The storage giant's new appliance affords synchronous replication of data, applications and virtual machines across datacentre.
Roaming the floor of the exhibition hall at EMC World in Boston, users voiced mixed opinions on the new technology, some saying it will change they way disaster recovery and data migration is performed.
Others said the product seems too expensive and they didn't get how it was any different from existing virtualisation technologies, such as EMC's current Invista virtualisation software and Symmetrix Remote Data Facility (SRDF).
Chris Gerace, a regional support manager for confectionary giant Mars' information services department, said his shop is starting to use VMware.
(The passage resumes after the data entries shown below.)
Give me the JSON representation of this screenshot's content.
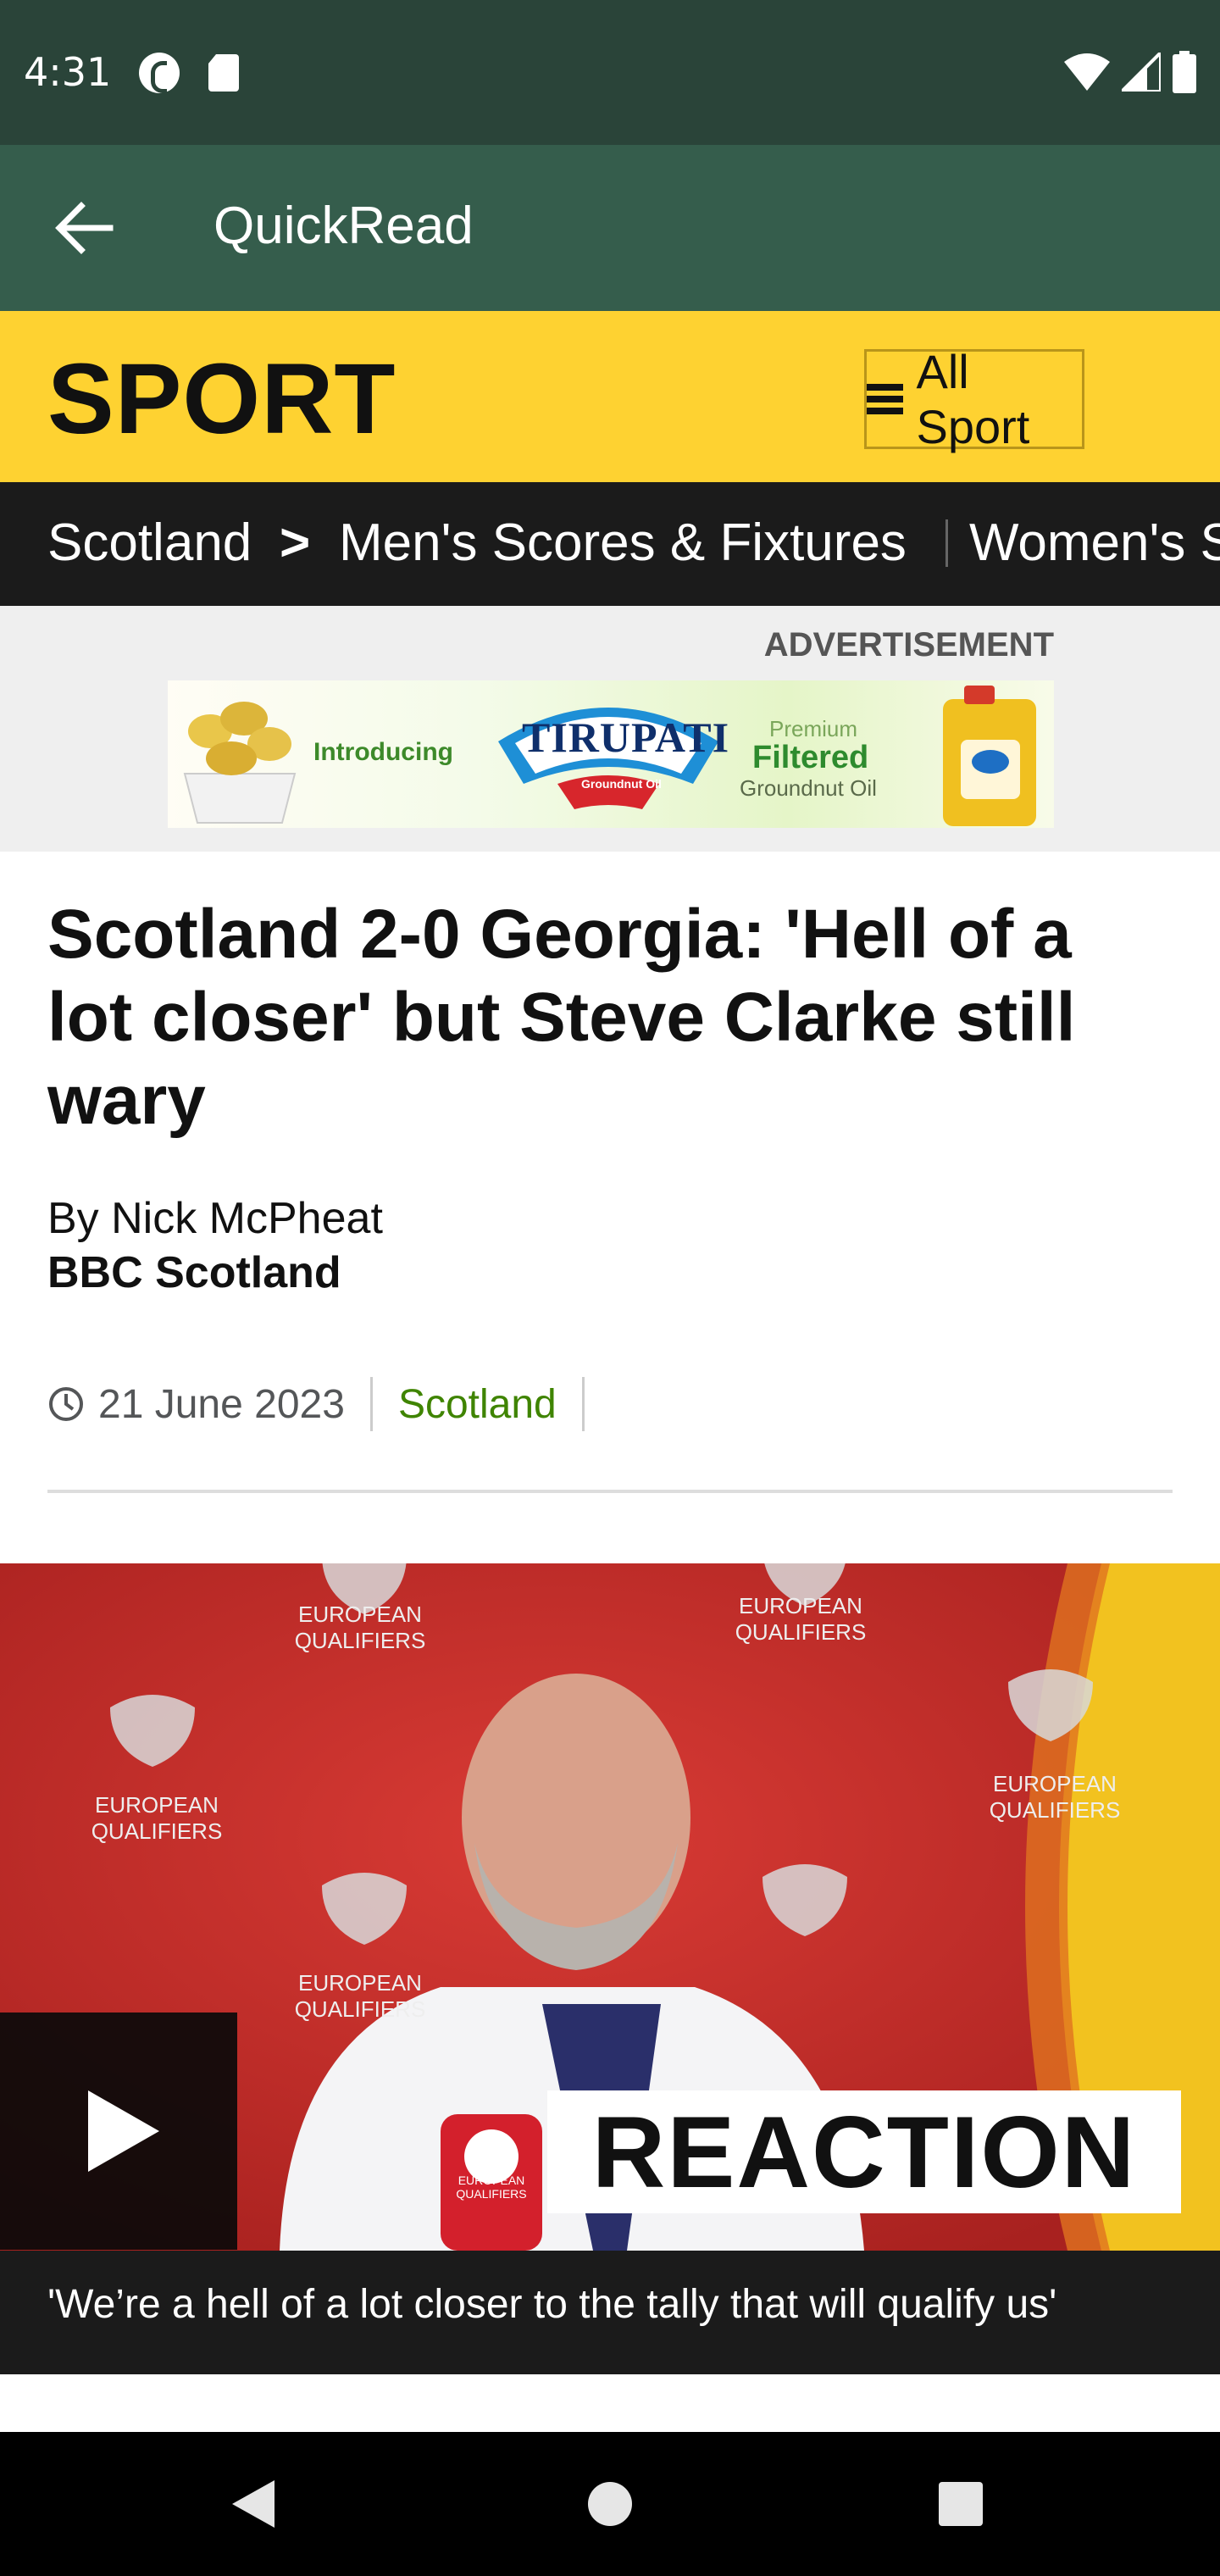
{
  "status_bar": {
    "time": "4:31",
    "icons": [
      "c-badge-icon",
      "sd-card-icon",
      "wifi-icon",
      "signal-icon",
      "battery-icon"
    ]
  },
  "app_bar": {
    "title": "QuickRead",
    "back_icon": "arrow-back-icon"
  },
  "sport_header": {
    "logo": "SPORT",
    "all_sport_label": "All Sport",
    "background": "#fed231"
  },
  "nav": {
    "current": "Scotland",
    "separator": ">",
    "items": [
      "Men's Scores & Fixtures",
      "Women's S"
    ]
  },
  "ad": {
    "label": "ADVERTISEMENT",
    "introducing": "Introducing",
    "brand": "TIRUPATI",
    "brand_sub": "Groundnut Oil",
    "premium": "Premium",
    "filtered": "Filtered",
    "groundnut": "Groundnut Oil"
  },
  "article": {
    "headline": "Scotland 2-0 Georgia: 'Hell of a lot closer' but Steve Clarke still wary",
    "byline": "By Nick McPheat",
    "byline_org": "BBC Scotland",
    "date": "21 June 2023",
    "topic": "Scotland"
  },
  "media": {
    "badge_text": "REACTION",
    "backdrop_text": "EUROPEAN QUALIFIERS",
    "mic_text": "EUROPEAN QUALIFIERS",
    "caption": "'We’re a hell of a lot closer to the tally that will qualify us'"
  },
  "colors": {
    "status_bar": "#2a4439",
    "app_bar": "#355d4c",
    "nav_strip": "#1b1b1b",
    "topic_link": "#3f8400",
    "media_red": "#c72c2a"
  },
  "system_nav": [
    "back-triangle-icon",
    "home-circle-icon",
    "recents-square-icon"
  ]
}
Mars is also eyeing with great interest Vblock , the name for a joint venture between EMC, its subsidiary VMware and Cisco that will develop integrated cloud-computing products including servers, networking, storage, and virtualisation software for data centers.
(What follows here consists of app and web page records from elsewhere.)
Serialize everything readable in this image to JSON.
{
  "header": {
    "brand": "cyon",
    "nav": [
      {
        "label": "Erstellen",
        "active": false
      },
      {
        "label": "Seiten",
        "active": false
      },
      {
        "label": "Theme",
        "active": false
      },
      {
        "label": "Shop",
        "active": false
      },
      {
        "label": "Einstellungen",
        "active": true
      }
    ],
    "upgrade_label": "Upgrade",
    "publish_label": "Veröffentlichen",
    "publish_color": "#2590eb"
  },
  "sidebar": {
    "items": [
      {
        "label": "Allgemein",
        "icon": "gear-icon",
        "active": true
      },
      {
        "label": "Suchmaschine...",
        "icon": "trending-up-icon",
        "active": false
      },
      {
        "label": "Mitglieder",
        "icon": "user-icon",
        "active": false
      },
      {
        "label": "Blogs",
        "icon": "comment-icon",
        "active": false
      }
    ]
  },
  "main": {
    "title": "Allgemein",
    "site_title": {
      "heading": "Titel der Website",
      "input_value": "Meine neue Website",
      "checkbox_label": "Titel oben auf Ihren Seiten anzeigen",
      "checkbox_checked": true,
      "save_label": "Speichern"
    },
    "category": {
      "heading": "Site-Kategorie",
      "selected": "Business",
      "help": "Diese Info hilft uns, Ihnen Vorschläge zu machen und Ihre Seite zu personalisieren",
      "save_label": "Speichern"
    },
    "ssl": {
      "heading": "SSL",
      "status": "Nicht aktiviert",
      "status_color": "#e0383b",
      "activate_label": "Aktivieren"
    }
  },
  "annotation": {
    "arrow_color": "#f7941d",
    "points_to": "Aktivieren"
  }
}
However, Gerace already uses SRDF for replicating data between his high-end EMC DMX arrays, and he only uses his EMC Clariion midrange arrays for development purposes, so he said he's not interested in replicating that data offsite.
Gerace said Mars also uses storage from 3Par, which uses inexpensive commodity hardware and proprietary software to offer a relatively inexpensive offsite synchronous data replication.
"What I'd like to see is something like a DMX that's smaller and more modular, and more scalable, so if I wanted to I could replace arrays or add to it so that I could keep up with the latest technology," he said.
Several other users voiced concern over EMC's product pricing, saying they'd like to see the company charge less for their products, including the new VPLEX.
"It seems quite expensive to me," said one system administrator from the Bank of Latvia, who asked not to be named. "I'd be more interested if it were cheaper."
A base configuration of the VPLEX, which is able to replicate data within the same datacentre, starts at $77,000.
Sahil Gupta, a development manager for WebMD, said he uses VMware in his datacentre, and that the VPLEX could be very useful for disaster recovery and business continuity. "Being able to move datacentre virtually is a great disaster recovery strategy," he said.
"I think it's huge," Guota continued. "It would be very useful for building a secondary environment and managing non-production environment and for cloning environments."
Barry Parham, CIO for the Qatar branch of Virginia Commonwealth University, said he uses VMware in his datacentre and uses EMC's CX-4 Clariion arrays for storage, but he said he has reservations about using a cloud infrastructure for everyday applications such as finances.
"I'm big on security," he said. "I worked in health care for five or six years and I like having personal control over my information."
Storage market analyst Jerome Wendt, president DCIG Inc., said what EMC is promoting with VPLEX is one big caching environment, where data can be shared in multiple locations at the same time.
Wendt believes VPLEX will make a big splash not only for EMC's users but in the market in general, prompting more adoption of cloud infrastructures. "This really raised the awareness level in terms of the cloud," he said.
"Are they going to make some sales form this? Absolutely. Will it benefit other [vendor] companies? Absolutely. Is this good for the storage industry as a whole? Yes," Wendt said.